- _HOW TO COMPLETE THIS TASK_
The response should be a precise copy of every entry.

- _EXCERPTED RECORDS_
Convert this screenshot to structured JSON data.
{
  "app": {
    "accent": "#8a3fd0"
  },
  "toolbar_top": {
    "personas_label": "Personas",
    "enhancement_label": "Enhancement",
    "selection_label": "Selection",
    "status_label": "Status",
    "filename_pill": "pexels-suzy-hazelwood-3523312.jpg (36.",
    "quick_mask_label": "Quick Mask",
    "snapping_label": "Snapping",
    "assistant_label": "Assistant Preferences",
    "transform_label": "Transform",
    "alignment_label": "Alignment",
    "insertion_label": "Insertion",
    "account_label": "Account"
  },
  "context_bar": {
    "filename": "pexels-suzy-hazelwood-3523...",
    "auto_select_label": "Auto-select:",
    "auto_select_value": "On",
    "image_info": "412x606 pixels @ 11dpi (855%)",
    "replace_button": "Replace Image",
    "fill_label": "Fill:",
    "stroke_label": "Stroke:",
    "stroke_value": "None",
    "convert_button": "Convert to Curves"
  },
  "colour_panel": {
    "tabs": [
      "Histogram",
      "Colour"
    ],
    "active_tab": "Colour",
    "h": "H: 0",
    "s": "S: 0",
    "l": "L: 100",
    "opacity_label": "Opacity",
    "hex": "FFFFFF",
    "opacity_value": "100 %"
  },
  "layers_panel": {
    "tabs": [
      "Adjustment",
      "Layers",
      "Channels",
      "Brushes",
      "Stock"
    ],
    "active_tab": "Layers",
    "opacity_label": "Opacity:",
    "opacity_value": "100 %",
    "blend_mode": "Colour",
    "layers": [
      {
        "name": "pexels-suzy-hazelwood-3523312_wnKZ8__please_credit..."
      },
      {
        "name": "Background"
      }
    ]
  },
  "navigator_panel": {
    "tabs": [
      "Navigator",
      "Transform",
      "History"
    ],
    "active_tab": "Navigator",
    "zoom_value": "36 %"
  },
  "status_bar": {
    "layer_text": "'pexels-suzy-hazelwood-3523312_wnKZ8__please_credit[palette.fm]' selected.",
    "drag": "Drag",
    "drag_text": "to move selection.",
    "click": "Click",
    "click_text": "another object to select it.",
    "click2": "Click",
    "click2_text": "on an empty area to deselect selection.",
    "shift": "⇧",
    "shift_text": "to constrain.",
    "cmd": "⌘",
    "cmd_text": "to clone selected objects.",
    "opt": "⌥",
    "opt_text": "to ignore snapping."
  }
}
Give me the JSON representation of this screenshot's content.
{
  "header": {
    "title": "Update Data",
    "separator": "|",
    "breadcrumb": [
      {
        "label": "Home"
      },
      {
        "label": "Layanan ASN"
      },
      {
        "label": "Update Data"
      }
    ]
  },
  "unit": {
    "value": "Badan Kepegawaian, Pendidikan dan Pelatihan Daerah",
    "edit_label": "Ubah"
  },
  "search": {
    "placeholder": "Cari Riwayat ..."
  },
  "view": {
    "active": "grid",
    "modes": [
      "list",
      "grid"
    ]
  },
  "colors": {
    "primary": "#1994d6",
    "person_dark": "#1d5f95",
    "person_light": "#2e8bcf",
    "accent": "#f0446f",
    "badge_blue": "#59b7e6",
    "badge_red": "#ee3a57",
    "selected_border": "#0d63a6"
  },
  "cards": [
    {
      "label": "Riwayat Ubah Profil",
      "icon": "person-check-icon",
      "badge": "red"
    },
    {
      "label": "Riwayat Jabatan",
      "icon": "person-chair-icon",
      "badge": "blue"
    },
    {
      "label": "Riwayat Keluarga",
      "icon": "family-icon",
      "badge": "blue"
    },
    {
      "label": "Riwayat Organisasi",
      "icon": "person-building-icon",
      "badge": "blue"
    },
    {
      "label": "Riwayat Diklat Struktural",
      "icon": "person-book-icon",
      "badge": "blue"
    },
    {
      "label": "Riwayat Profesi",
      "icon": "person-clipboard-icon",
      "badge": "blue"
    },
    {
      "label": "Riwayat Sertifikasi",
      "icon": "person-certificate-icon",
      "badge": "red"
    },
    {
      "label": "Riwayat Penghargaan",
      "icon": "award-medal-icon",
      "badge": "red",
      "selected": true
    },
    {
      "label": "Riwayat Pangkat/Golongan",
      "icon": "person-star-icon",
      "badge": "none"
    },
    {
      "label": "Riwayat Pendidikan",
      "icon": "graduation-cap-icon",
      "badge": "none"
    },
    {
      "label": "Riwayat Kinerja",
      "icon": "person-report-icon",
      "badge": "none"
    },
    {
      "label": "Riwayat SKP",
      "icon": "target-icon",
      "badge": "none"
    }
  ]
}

- _SOLVED EXERCISE_
Convert this screenshot to structured JSON data.
{
  "app": {
    "accent": "#8a3fd0"
  },
  "toolbar_top": {
    "personas_label": "Personas",
    "enhancement_label": "Enhancement",
    "selection_label": "Selection",
    "status_label": "Status",
    "filename_pill": "pexels-suzy-hazelwood-3523312.jpg (36.",
    "quick_mask_label": "Quick Mask",
    "snapping_label": "Snapping",
    "assistant_label": "Assistant Preferences",
    "transform_label": "Transform",
    "alignment_label": "Alignment",
    "insertion_label": "Insertion",
    "account_label": "Account"
  },
  "context_bar": {
    "filename": "pexels-suzy-hazelwood-3523...",
    "auto_select_label": "Auto-select:",
    "auto_select_value": "On",
    "image_info": "412x606 pixels @ 11dpi (855%)",
    "replace_button": "Replace Image",
    "fill_label": "Fill:",
    "stroke_label": "Stroke:",
    "stroke_value": "None",
    "convert_button": "Convert to Curves"
  },
  "colour_panel": {
    "tabs": [
      "Histogram",
      "Colour"
    ],
    "active_tab": "Colour",
    "h": "H: 0",
    "s": "S: 0",
    "l": "L: 100",
    "opacity_label": "Opacity",
    "hex": "FFFFFF",
    "opacity_value": "100 %"
  },
  "layers_panel": {
    "tabs": [
      "Adjustment",
      "Layers",
      "Channels",
      "Brushes",
      "Stock"
    ],
    "active_tab": "Layers",
    "opacity_label": "Opacity:",
    "opacity_value": "100 %",
    "blend_mode": "Colour",
    "layers": [
      {
        "name": "pexels-suzy-hazelwood-3523312_wnKZ8__please_credit..."
      },
      {
        "name": "Background"
      }
    ]
  },
  "navigator_panel": {
    "tabs": [
      "Navigator",
      "Transform",
      "History"
    ],
    "active_tab": "Navigator",
    "zoom_value": "36 %"
  },
  "status_bar": {
    "layer_text": "'pexels-suzy-hazelwood-3523312_wnKZ8__please_credit[palette.fm]' selected.",
    "drag": "Drag",
    "drag_text": "to move selection.",
    "click": "Click",
    "click_text": "another object to select it.",
    "click2": "Click",
    "click2_text": "on an empty area to deselect selection.",
    "shift": "⇧",
    "shift_text": "to constrain.",
    "cmd": "⌘",
    "cmd_text": "to clone selected objects.",
    "opt": "⌥",
    "opt_text": "to ignore snapping."
  }
}
Give me the JSON representation of this screenshot's content.
{
  "header": {
    "title": "Update Data",
    "separator": "|",
    "breadcrumb": [
      {
        "label": "Home"
      },
      {
        "label": "Layanan ASN"
      },
      {
        "label": "Update Data"
      }
    ]
  },
  "unit": {
    "value": "Badan Kepegawaian, Pendidikan dan Pelatihan Daerah",
    "edit_label": "Ubah"
  },
  "search": {
    "placeholder": "Cari Riwayat ..."
  },
  "view": {
    "active": "grid",
    "modes": [
      "list",
      "grid"
    ]
  },
  "colors": {
    "primary": "#1994d6",
    "person_dark": "#1d5f95",
    "person_light": "#2e8bcf",
    "accent": "#f0446f",
    "badge_blue": "#59b7e6",
    "badge_red": "#ee3a57",
    "selected_border": "#0d63a6"
  },
  "cards": [
    {
      "label": "Riwayat Ubah Profil",
      "icon": "person-check-icon",
      "badge": "red"
    },
    {
      "label": "Riwayat Jabatan",
      "icon": "person-chair-icon",
      "badge": "blue"
    },
    {
      "label": "Riwayat Keluarga",
      "icon": "family-icon",
      "badge": "blue"
    },
    {
      "label": "Riwayat Organisasi",
      "icon": "person-building-icon",
      "badge": "blue"
    },
    {
      "label": "Riwayat Diklat Struktural",
      "icon": "person-book-icon",
      "badge": "blue"
    },
    {
      "label": "Riwayat Profesi",
      "icon": "person-clipboard-icon",
      "badge": "blue"
    },
    {
      "label": "Riwayat Sertifikasi",
      "icon": "person-certificate-icon",
      "badge": "red"
    },
    {
      "label": "Riwayat Penghargaan",
      "icon": "award-medal-icon",
      "badge": "red",
      "selected": true
    },
    {
      "label": "Riwayat Pangkat/Golongan",
      "icon": "person-star-icon",
      "badge": "none"
    },
    {
      "label": "Riwayat Pendidikan",
      "icon": "graduation-cap-icon",
      "badge": "none"
    },
    {
      "label": "Riwayat Kinerja",
      "icon": "person-report-icon",
      "badge": "none"
    },
    {
      "label": "Riwayat SKP",
      "icon": "target-icon",
      "badge": "none"
    }
  ]
}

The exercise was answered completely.